Setting the global benchmark for alternative finance, Britain’s effective embrace of peer-to-peer lending platforms has secured debt crowdfunding as one of the leading sources of non-institutional growth capital for SMEs.
In the five years since its inception, debt crowdfunding has supported thousands of young businesses in their evolution, from start-ups into established small to medium sized enterprises, with the sector facilitating £881m worth of debt-based transactions in 2015 alone.
While this is a remarkable achievement, the sector is no longer fledgling – its maturation coupled with the unprecedented rate of growth of the overall alternative finance market means that peer-to-peer lending platforms must likewise evolve.
Recent figures released by Nesta predict that debt crowdfunding could be worth more than £12bn a year within a decade; this is over 12 times the current size of Britain’s debt crowdfunding market. To achieve this level of growth, peer-to-peer platforms need to scale-up and upgrade their existing infrastructure so they are in a position to meet future business demands for capital and, equally, the crowd’s appetite for SME investment.
Last year, David Cameron pledged to fill a £1bn funding gap preventing the growth of UK SMEs – a gap fuelled in no small part by institutional lending reducing at a rate of £5.7m a day.
Subsequently, a burgeoning collective of growing businesses – supported in their infancy stages through debt crowdfunding – now find themselves in a state of limbo, too small to access already reduced lines of institutional funding, but requiring financial sums too large for crowd-backed platforms.
This funding black hole is something IW Capital and Crowdfinders are attempting to address through Race to Scale – a £100m drive to support British scale-ups. While this has proven to be a timely and popular initiative, more needs to be done. An overhaul of debt crowdfunding platforms is required to ensure the biggest segment of the alternative finance industry for SMEs fully supports the companies it was conceived to help.
For peer-to-peer platforms to be in a position to assist businesses as they scale, debt crowdfunding platforms have to increase the amount of capital they can handle by recalibrating their infrastructure to reflect the changing demands of businesses and the ever-evolving profile of the crowd.
Now, the crowd is less dynamic and much more reticent, with the majority of investors sitting on their hands and awaiting returns from a portfolio they assembled during preliminary stages of the crowdfunding era – typically amounting to between eight and ten companies.
As such, platforms must increase their capacity to manage an injection of “leader funds”, the majority of which can only be sourced from deep-pocket investors or institutional backers such as hedge funds and family offices. It is these investors and institutions that have the confidence, financial capacity and speed to catalyse movement in the debt-space.
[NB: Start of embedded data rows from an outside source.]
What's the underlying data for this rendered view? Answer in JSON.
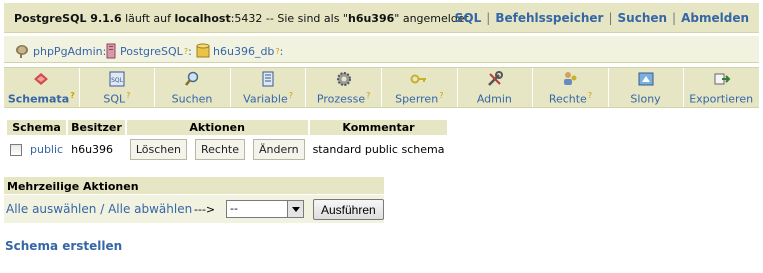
{
  "topbar": {
    "server_prefix": "PostgreSQL 9.1.6",
    "server_mid": " läuft auf ",
    "server_host": "localhost",
    "server_port_text": ":5432 -- Sie sind als \"",
    "server_user": "h6u396",
    "server_suffix": "\" angemeldet",
    "links": [
      "SQL",
      "Befehlsspeicher",
      "Suchen",
      "Abmelden"
    ]
  },
  "breadcrumb": {
    "items": [
      "phpPgAdmin",
      "PostgreSQL",
      "h6u396_db"
    ]
  },
  "tabs": [
    {
      "label": "Schemata",
      "icon": "schemata-icon",
      "help": "?"
    },
    {
      "label": "SQL",
      "icon": "sql-icon",
      "help": "?"
    },
    {
      "label": "Suchen",
      "icon": "search-icon",
      "help": ""
    },
    {
      "label": "Variable",
      "icon": "variable-icon",
      "help": "?"
    },
    {
      "label": "Prozesse",
      "icon": "process-gear-icon",
      "help": "?"
    },
    {
      "label": "Sperren",
      "icon": "key-icon",
      "help": "?"
    },
    {
      "label": "Admin",
      "icon": "admin-tools-icon",
      "help": ""
    },
    {
      "label": "Rechte",
      "icon": "users-icon",
      "help": "?"
    },
    {
      "label": "Slony",
      "icon": "slony-icon",
      "help": ""
    },
    {
      "label": "Exportieren",
      "icon": "export-icon",
      "help": ""
    }
  ],
  "table": {
    "headers": [
      "Schema",
      "Besitzer",
      "Aktionen",
      "Kommentar"
    ],
    "rows": [
      {
        "schema": "public",
        "owner": "h6u396",
        "actions": [
          "Löschen",
          "Rechte",
          "Ändern"
        ],
        "comment": "standard public schema"
      }
    ]
  },
  "multi": {
    "title": "Mehrzeilige Aktionen",
    "select_all": "Alle auswählen",
    "divider": " / ",
    "deselect_all": "Alle abwählen",
    "arrow": "--->",
    "select_value": "--",
    "run_label": "Ausführen"
  },
  "create_link": "Schema erstellen",
  "colors": {
    "accent": "#3566a6",
    "bar": "#e6e6c5",
    "help": "#c9a000"
  }
}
Crowd-backed finance remains of paramount importance; however, without refreshed movement, we run the risk of market stagnation from an exhausted model. Peer-to-peer platforms should not over-emphasise the role of institutional funding but see it, rather, as a peripheral force that can provide much needed assistance to rejuvenate the crowd and open up new debt crowdfunding opportunities.
In 2015, over a quarter (26 per cent) of all P2P business loans were funded by institutions, while 45 per cent of alternative finance platforms reported some institutional involvement.
Overall, the introduction of larger-scale investment within the debt crowdfunding scene has proved positive, enhancing the due diligence and risk management capabilities of the existing structure. However, there are limitations in terms of the amount of capital an average platform can handle from institutional funds, with scalability to viable SMEs representing one of the largest hurdles.
Offering an efficient entry point that marries crowd and select institutional backing, complemented by the speed and fluidity of the crowdfunding model, is most definitely a marker for growth, ensuring smaller lenders and individual investors are incentivised as opposed to pushed aside.
Doing so will make sure debt platforms are geared to manage the current and future demands of a rapidly scaling community of SMEs, heavily reliant on increasingly powerful methods of alternative finance that remain agile and democratic in their approach.